The ethics of giving and receiving corporate gifts can be confusing, and require care and attention to cultural sensitivities
The end of year festive season can have an impact on business life beyond office parties and time off work. Ethics and compliance specialists may dread this time of year, as the subject of gifts and hospitality bring up a number of ethical challenges. You may feel like the office Grinch dictating that gifts and hospitality cannot be given or accepted.
There is no doubt that the giving and accepting of gifts and hospitality has an important role in facilitating business relationships and practice. A meal out with a supplier can help build a relationship; a pen with your firm’s name on it can remind a customer of you when they need a quote.
At times however, the line between what constitutes a gift or hospitality and what constitutes a bribe, can be unclear and the acceptance of gifts, services and hospitality can leave an organisation vulnerable to accusations of unethical, or even unlawful conduct.
When is a gift not a gift? First, consider what the point of the gift or hospitality is. Is it to influence a relationship or induce improper conduct? Or is it simply a token of thanks?
What’s the expectation?
It goes without saying that if the aim is to create an expectation of a “favourable” act in return for the gift or hospitality, then it probably isn’t a gift.
Timing is also of key importance. Are you on the brink of closing a large deal with a customer that if secured, would increase your end of year bonus by a not insignificant amount? Or are you being offered a gift shortly before or during a tendering process? It is not just giving but also the accepting of gifts and hospitality that is punishable under the UK Bribery Act.
Consider the appropriateness of the gift and whether it is proportional to the level of the recipient. If a middle manager seeking a new job offers centre court Wimbledon tickets to a senior manager in another company, would that be considered appropriate or proportional? Common sense would suggest not.
What constitutes a “lavish” gift or hospitality can be difficult to judge. For example, the duties of senior staff may require them to attend or sponsor events where hospitality is generous. What may seem minor to a senior manager could be significantly more valuable to a junior employee. Sometimes, the exact value of a gift or hospitality can be hard to determine. There are also cross cultural considerations; a gift valued at £20 may be considered as low value in the UK, but could be considered as lavish in some less developed economies.
Pick the person
Who is the gift for? Giving gifts or hospitality to certain persons, for example public officials, is often construed as a facilitation payment and arouses suspicions. However, definitions of what constitutes a public official can vary. In many countries, it can be difficult to tell the difference between an employee in a state owned enterprise and a member of the government who is also working within the state owned company.
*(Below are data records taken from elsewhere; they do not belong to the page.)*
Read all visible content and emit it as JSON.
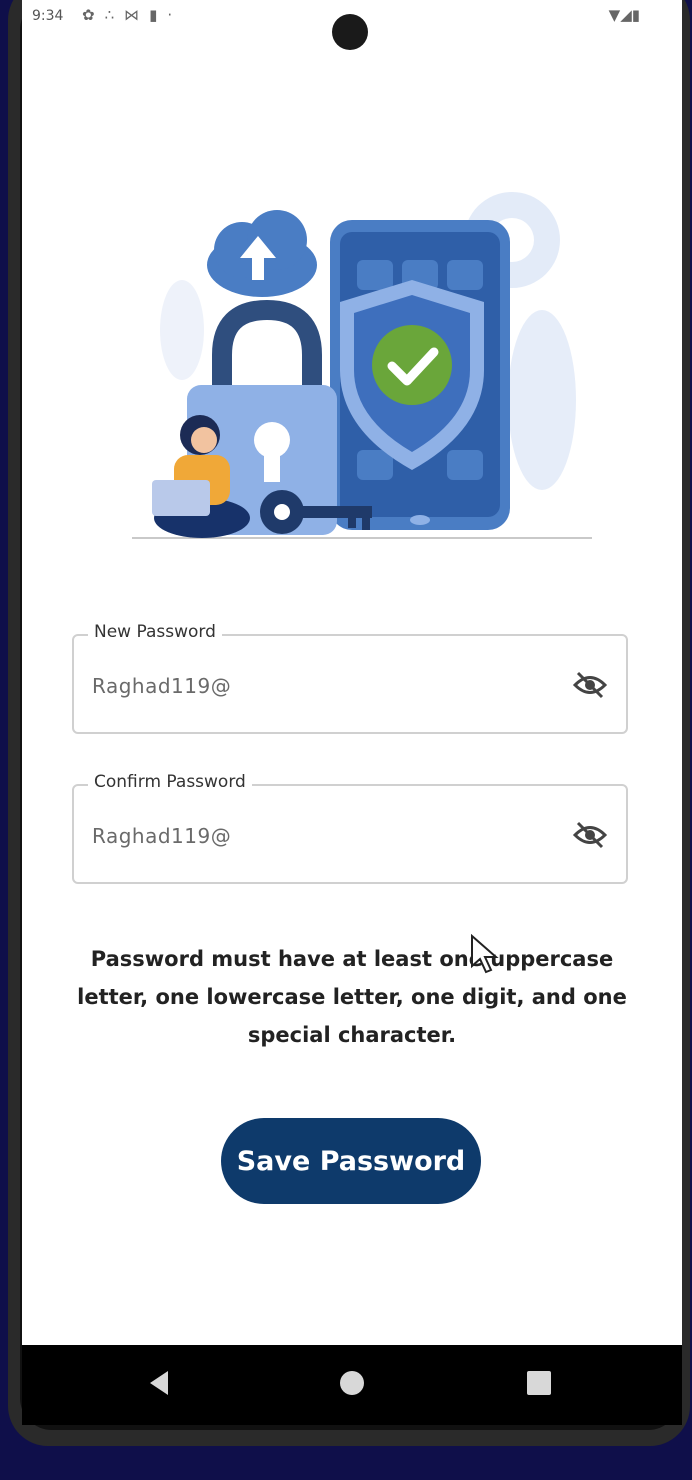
{
  "status": {
    "time": "9:34",
    "left_icons": [
      "gear-icon",
      "share-icon",
      "mail-icon",
      "battery-saver-icon",
      "dot-icon"
    ],
    "right_icons": [
      "wifi-icon",
      "signal-icon",
      "battery-icon"
    ]
  },
  "form": {
    "new_password": {
      "label": "New Password",
      "value": "Raghad119@",
      "toggle_icon": "eye-off-icon"
    },
    "confirm_password": {
      "label": "Confirm Password",
      "value": "Raghad119@",
      "toggle_icon": "eye-off-icon"
    }
  },
  "hint": "Password must have at least one uppercase letter, one lowercase letter, one digit, and one special character.",
  "save_button": "Save Password",
  "colors": {
    "primary": "#0e3a6b",
    "illustration_blue": "#6f9be0",
    "check_green": "#6aa63a",
    "background": "#ffffff"
  },
  "navbar": [
    "back-icon",
    "home-icon",
    "recents-icon"
  ]
}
A principle sometimes applied to determine what is an appropriate level of gift giving or hospitality is that of reciprocity, ie if I accept an offer, am I able to offer the equivalent in value in return? For example: “If my supplier offers me tickets to the theatre, would I be able to reciprocate?” If the answer is “no”, then it may be seen as an attempt to buy favour and it is advisable not to accept.
How can companies support staff? Many companies take a zero tolerance approach to gift and hospitality giving and receiving. However, this isn’t always the most practical approach and can mean employees find themselves in awkward situations having to publically decline the gift or hospitality.
This is particularly true for employees of multinational companies operating in countries where gift giving is an important cultural tradition and instrumental in building professional relationships such as the giving of red envelopes for Chinese new year. Some companies have opted not to implement a global blanket ban, but rather they have set out locally determined limits for the value of gifts and hospitality that may be given or received.
Additional policies might be put in place when it comes to public officials, such as lowering the value limit on gifts/hospitality or requiring employees to obtain management approval, regardless of the value.
Employees need guidance on the company’s protocol on giving or accepting gifts or hospitality. This includes seeking approval from their line manager or someone more senior, recording it in a gifts and hospitality register. Sometimes gifts of a high value might be required be donated to charity or to the company. Gifts of high value can then be auctioned at the end of the year to raise funds for charity, for example.
Guidance is usually found in a company’s code of ethics or gift and hospitality policy. This will outline the company’s position on gifts and hospitality, what constitutes gift giving and hospitality and set out good practice for employees. A gifts and hospitality policy needs to be consistent with all other aspects of an organisation’s ethics programme in encouraging high standards of honesty and integrity in decision-making and behaviour.
So, there’s no need to be a Grinch. Communicate your gifts and hospitality policy to employees and others you do business with; encourage employees to consider the ethical implications before giving and receiving gifts; and offer additional support for those who work in cultures with different gift-giving norms.
This will save both sides embarrassment and, potentially, your organisation’s reputation.
Judith Irwin is a senior researcher at the Institute of Business Ethics. An IBE briefing, The Ethics of Gifts and Hospitality, is available as a free download.